EXERCISE INSTRUCTIONS >> Lines in the data below that contain the word "从未使用" are to be copied.

AVAILABLE RECORDS >>
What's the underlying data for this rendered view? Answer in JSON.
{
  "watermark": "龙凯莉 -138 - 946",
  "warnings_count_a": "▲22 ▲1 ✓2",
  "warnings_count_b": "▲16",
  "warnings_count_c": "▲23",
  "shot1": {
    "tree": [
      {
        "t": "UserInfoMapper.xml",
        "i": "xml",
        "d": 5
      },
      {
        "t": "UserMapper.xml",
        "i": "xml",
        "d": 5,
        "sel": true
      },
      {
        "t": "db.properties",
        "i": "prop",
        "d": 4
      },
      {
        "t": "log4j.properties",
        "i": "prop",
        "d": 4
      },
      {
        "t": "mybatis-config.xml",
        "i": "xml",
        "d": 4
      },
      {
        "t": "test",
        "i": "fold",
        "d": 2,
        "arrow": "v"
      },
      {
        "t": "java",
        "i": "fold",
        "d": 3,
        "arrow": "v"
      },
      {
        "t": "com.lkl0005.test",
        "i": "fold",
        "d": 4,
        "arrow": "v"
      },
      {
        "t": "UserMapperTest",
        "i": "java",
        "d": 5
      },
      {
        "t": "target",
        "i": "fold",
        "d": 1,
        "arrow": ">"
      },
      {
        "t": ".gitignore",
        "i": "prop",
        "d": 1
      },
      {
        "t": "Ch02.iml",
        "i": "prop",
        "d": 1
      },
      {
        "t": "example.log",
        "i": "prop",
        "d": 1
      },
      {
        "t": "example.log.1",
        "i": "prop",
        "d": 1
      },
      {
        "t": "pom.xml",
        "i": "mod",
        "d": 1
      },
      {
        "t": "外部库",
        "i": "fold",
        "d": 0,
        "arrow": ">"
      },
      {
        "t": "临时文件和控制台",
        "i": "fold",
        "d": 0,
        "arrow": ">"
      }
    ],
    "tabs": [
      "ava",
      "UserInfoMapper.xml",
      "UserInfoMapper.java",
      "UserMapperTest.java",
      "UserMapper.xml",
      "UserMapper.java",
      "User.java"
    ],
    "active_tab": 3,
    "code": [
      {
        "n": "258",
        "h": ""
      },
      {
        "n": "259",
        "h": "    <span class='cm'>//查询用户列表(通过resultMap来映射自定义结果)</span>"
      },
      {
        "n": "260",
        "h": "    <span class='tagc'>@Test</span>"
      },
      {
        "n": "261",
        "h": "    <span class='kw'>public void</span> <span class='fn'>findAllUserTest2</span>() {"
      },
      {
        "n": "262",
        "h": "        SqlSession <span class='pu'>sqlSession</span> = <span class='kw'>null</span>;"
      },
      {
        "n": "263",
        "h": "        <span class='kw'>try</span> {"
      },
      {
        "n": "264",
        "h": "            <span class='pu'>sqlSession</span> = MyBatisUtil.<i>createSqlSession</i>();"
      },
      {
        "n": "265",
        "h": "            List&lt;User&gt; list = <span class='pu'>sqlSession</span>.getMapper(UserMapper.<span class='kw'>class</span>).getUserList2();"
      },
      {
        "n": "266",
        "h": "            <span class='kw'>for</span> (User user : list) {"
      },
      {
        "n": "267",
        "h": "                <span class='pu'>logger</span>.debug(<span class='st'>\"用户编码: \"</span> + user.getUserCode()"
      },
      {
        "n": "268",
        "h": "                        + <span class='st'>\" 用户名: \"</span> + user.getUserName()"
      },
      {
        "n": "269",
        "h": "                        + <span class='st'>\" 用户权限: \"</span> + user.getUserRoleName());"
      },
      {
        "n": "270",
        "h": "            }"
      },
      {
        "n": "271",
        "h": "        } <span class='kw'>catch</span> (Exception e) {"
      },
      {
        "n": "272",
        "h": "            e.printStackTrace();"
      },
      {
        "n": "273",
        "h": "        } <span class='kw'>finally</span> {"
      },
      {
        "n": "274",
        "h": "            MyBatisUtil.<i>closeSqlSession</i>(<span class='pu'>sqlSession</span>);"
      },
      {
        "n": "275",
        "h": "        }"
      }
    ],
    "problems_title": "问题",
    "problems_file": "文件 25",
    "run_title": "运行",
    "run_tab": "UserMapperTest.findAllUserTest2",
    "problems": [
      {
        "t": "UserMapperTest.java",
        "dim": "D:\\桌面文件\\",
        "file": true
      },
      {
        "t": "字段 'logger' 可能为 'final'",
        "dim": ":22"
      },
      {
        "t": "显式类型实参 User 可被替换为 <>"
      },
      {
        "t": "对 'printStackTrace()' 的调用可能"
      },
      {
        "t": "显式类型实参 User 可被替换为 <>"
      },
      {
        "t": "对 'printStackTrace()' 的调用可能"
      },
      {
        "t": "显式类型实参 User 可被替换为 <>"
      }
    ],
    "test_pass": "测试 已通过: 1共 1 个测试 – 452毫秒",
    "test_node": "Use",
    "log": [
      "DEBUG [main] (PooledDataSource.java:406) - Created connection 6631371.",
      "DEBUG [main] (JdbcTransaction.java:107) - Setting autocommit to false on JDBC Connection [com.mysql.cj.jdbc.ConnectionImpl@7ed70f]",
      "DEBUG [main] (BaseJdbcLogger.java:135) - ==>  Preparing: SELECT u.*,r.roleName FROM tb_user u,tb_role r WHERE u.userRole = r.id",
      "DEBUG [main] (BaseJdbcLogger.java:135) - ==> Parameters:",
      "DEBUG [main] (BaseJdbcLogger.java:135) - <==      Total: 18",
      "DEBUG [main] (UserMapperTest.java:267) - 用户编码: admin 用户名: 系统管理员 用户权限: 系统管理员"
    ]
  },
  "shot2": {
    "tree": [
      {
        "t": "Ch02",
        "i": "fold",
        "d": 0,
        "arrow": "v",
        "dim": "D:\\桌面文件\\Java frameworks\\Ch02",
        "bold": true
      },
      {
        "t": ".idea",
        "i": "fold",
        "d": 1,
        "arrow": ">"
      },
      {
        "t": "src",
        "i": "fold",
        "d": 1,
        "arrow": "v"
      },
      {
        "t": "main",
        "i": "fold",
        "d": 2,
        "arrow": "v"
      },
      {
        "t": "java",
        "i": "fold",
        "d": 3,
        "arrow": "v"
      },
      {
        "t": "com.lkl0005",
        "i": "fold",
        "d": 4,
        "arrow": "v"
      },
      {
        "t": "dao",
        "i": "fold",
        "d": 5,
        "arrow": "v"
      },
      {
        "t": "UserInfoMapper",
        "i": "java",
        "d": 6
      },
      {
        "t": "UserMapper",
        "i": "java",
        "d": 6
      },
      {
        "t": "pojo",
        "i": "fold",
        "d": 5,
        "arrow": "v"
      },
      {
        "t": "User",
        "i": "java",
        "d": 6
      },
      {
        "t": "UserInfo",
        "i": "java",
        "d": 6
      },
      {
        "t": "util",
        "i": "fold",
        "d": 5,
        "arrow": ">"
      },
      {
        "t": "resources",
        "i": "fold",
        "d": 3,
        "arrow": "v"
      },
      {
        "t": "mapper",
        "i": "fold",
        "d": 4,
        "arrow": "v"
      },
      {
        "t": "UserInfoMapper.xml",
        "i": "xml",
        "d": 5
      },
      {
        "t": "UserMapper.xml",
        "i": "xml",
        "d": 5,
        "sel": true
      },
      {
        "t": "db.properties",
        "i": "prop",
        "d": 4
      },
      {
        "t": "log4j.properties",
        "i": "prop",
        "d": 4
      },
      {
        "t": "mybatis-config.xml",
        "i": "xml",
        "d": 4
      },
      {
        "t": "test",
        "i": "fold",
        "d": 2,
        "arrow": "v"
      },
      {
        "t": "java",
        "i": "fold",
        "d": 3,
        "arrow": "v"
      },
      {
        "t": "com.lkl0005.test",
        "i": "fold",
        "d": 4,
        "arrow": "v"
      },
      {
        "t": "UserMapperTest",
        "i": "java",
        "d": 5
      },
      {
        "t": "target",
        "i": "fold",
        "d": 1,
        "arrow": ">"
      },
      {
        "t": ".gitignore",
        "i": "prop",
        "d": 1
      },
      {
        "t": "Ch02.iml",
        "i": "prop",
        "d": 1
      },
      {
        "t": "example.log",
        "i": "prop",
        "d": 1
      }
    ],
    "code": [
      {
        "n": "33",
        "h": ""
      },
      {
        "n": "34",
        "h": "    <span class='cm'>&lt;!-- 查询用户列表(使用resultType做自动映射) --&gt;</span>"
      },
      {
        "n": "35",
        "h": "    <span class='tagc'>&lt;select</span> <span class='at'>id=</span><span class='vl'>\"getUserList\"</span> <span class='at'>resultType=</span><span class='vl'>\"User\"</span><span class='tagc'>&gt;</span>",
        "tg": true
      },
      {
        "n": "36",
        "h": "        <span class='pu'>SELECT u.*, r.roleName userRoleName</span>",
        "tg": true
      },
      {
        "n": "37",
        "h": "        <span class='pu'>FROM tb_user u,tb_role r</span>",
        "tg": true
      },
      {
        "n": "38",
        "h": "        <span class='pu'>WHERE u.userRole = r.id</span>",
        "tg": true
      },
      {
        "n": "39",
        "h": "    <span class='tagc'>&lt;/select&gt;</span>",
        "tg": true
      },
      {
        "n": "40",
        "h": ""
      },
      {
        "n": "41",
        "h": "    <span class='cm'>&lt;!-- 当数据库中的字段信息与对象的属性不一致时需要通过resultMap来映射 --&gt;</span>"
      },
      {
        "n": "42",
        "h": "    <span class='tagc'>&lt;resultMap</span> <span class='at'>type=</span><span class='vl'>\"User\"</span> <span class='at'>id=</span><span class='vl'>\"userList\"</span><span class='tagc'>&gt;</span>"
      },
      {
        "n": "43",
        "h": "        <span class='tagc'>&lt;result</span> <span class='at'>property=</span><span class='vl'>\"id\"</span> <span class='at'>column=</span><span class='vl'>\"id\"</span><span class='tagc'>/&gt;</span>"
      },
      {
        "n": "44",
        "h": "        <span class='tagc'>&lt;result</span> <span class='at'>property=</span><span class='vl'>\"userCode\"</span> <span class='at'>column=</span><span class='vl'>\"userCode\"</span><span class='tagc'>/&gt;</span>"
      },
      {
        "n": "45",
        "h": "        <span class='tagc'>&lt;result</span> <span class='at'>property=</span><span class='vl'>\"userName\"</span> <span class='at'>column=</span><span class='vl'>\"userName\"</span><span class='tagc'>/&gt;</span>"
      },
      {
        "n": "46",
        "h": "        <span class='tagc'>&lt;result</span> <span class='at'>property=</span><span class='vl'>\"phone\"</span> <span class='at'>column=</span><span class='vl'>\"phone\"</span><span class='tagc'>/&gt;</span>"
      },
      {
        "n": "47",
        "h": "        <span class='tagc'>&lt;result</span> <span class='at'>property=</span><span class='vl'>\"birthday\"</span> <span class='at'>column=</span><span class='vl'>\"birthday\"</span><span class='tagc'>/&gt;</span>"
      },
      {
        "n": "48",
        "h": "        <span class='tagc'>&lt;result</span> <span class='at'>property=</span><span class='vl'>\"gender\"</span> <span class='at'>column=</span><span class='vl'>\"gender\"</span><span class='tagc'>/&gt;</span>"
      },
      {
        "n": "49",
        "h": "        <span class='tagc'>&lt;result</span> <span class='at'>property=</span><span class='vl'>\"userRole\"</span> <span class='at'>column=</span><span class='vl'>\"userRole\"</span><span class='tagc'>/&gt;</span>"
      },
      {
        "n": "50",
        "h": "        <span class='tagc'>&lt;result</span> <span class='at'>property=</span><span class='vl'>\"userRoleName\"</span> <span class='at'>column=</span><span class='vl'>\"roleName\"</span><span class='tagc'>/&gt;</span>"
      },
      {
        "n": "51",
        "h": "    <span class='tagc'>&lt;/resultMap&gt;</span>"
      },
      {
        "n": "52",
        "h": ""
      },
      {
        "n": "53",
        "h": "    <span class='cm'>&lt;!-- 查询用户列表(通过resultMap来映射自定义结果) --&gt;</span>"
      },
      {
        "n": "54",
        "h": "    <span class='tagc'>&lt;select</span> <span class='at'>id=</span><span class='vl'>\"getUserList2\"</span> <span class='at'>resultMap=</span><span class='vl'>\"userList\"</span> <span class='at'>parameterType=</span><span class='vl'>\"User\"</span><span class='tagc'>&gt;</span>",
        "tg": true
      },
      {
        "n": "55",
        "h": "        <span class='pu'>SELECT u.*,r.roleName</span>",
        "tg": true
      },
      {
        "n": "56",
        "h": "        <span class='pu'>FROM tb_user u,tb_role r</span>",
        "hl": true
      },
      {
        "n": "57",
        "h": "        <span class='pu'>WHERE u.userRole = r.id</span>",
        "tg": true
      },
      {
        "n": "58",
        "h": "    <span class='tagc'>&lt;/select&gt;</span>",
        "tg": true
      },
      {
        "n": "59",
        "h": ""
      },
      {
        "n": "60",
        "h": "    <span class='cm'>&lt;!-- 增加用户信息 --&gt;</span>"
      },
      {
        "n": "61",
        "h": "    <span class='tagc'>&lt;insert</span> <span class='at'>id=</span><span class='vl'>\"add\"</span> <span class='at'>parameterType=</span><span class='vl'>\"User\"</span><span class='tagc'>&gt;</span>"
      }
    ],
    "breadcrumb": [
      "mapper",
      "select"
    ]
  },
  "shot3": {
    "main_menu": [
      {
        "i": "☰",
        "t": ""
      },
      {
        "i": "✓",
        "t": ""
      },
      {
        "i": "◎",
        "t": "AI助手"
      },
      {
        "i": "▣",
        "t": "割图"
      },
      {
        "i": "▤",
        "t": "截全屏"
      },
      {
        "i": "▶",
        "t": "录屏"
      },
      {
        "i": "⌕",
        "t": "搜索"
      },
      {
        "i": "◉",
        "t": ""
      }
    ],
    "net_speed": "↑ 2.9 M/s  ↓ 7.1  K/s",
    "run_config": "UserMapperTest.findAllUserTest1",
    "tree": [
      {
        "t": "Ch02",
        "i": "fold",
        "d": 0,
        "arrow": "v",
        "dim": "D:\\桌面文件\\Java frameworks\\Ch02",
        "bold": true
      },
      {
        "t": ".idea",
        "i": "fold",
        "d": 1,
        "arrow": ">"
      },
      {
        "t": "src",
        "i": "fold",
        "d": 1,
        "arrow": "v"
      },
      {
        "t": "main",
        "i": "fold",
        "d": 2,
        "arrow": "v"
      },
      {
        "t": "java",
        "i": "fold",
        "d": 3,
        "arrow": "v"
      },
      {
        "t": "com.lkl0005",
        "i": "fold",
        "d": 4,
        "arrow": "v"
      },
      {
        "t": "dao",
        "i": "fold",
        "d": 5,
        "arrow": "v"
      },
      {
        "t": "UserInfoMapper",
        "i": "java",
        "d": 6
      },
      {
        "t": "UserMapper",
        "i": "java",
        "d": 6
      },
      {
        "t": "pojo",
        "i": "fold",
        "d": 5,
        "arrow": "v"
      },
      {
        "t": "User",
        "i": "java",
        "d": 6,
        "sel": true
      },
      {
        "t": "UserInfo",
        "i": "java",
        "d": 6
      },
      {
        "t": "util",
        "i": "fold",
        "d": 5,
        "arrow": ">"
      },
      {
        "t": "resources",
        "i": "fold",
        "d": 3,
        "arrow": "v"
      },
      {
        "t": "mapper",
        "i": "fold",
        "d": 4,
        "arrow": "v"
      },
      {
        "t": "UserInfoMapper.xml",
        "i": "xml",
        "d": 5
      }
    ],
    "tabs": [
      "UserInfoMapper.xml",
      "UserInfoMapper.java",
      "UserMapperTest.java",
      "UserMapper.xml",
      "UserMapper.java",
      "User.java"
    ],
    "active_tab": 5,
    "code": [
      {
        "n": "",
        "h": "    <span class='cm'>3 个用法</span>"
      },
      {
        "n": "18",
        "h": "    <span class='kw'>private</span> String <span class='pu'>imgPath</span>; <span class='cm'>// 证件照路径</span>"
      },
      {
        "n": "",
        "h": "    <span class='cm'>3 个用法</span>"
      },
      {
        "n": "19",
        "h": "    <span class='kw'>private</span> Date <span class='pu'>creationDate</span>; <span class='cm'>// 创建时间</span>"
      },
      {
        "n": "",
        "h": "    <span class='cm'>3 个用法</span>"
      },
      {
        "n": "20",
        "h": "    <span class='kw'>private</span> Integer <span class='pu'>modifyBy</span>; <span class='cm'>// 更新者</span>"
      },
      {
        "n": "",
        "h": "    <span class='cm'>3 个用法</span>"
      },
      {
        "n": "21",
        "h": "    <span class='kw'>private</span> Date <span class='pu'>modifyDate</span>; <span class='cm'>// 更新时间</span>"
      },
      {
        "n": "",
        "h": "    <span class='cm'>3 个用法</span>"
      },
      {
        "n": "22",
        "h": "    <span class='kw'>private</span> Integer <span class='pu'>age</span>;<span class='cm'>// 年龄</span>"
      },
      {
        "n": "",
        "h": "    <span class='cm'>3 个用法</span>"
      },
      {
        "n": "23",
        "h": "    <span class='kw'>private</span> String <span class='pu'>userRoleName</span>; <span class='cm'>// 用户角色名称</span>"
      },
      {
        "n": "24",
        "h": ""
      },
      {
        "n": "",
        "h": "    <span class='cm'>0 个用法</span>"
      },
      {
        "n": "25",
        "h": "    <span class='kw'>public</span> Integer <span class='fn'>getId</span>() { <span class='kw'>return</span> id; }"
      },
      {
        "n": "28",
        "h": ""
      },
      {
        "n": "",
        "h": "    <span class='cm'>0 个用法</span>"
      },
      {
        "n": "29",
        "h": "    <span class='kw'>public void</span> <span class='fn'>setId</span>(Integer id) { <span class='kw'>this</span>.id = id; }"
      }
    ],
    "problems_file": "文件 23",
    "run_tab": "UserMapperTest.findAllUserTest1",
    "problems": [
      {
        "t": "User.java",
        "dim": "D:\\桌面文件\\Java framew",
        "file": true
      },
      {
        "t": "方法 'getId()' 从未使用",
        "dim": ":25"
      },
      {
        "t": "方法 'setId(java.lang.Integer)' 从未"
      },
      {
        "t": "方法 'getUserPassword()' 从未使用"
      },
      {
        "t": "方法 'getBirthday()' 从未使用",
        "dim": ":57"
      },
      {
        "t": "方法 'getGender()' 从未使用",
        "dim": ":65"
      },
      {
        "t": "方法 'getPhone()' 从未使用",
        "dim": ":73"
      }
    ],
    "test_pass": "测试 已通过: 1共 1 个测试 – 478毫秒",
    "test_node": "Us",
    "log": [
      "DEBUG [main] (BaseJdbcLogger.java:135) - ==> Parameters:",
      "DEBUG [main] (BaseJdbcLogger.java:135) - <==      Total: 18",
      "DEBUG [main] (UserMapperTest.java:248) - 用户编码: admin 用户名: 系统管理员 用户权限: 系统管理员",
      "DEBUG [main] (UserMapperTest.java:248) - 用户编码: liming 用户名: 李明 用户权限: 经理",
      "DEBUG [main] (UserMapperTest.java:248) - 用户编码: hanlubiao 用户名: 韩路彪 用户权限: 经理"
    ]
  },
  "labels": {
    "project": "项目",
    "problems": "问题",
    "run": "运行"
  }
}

RESPONSE AREA >>
        "t": "方法 'getId()' 从未使用",
        "t": "方法 'getUserPassword()' 从未使用"
        "t": "方法 'getBirthday()' 从未使用",
        "t": "方法 'getGender()' 从未使用",
        "t": "方法 'getPhone()' 从未使用",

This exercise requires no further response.